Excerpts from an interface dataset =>
-------------------------

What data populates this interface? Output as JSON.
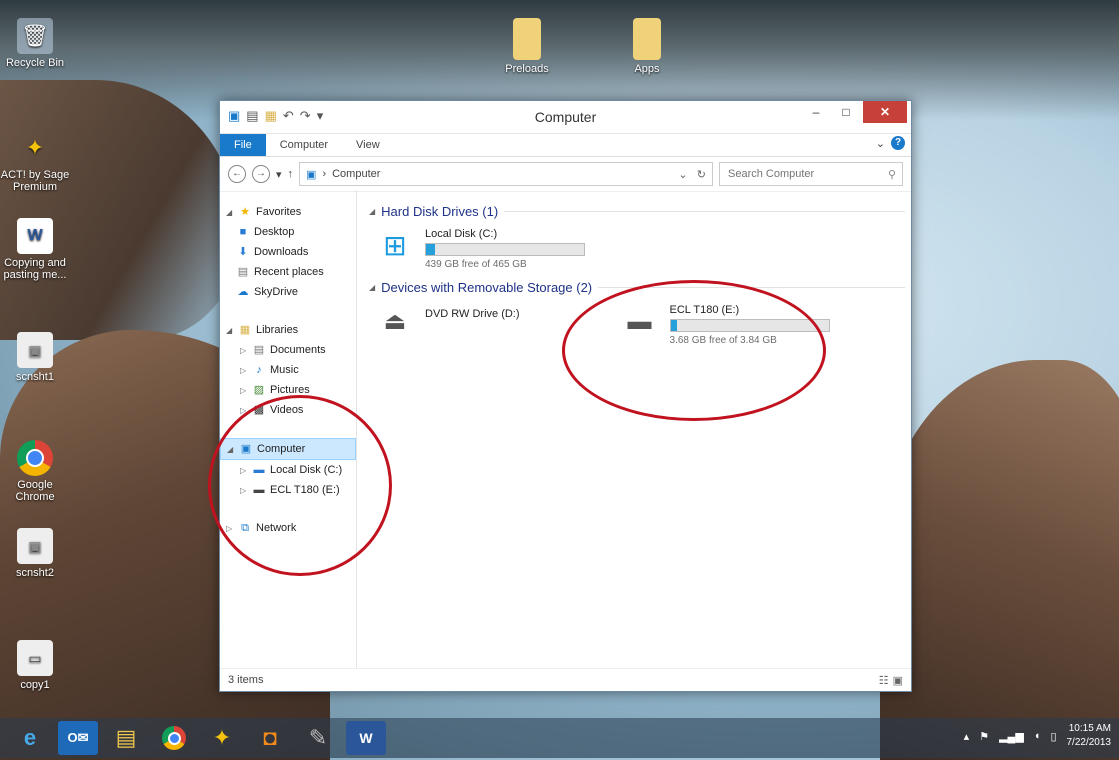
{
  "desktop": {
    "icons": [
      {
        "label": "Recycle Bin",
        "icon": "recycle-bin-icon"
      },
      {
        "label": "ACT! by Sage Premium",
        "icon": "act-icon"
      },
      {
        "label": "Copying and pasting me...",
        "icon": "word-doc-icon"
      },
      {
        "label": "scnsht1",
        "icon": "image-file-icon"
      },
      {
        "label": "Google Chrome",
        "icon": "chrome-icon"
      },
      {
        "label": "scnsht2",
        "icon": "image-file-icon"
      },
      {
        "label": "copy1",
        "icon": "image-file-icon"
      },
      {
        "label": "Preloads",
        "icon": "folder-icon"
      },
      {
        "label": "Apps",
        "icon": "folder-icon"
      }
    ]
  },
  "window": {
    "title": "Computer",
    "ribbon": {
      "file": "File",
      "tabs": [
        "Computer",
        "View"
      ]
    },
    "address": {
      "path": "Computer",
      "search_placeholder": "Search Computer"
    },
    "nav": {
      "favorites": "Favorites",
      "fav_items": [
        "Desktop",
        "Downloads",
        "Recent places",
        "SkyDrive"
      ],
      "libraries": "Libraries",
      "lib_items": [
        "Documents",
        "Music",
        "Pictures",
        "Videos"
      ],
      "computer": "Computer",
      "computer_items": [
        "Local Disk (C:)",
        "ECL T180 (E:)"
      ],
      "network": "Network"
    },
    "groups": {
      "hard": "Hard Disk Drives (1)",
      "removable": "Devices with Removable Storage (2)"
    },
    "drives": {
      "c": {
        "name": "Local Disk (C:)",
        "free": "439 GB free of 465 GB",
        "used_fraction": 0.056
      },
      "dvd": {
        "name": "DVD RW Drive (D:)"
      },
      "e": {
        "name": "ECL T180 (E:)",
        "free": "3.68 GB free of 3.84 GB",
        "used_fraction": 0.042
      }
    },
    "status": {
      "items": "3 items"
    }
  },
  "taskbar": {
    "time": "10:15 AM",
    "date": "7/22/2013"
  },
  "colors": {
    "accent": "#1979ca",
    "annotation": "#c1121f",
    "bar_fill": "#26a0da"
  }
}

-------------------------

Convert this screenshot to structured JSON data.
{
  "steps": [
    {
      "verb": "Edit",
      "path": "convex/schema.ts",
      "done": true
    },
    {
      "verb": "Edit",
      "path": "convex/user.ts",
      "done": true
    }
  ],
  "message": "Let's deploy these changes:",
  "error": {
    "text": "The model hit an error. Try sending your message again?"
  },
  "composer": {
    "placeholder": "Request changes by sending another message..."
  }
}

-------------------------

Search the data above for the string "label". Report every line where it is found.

Task result =>
        "label": "Recycle Bin",
        "label": "ACT! by Sage Premium",
        "label": "Copying and pasting me...",
        "label": "scnsht1",
        "label": "Google Chrome",
        "label": "scnsht2",
        "label": "copy1",
        "label": "Preloads",
        "label": "Apps",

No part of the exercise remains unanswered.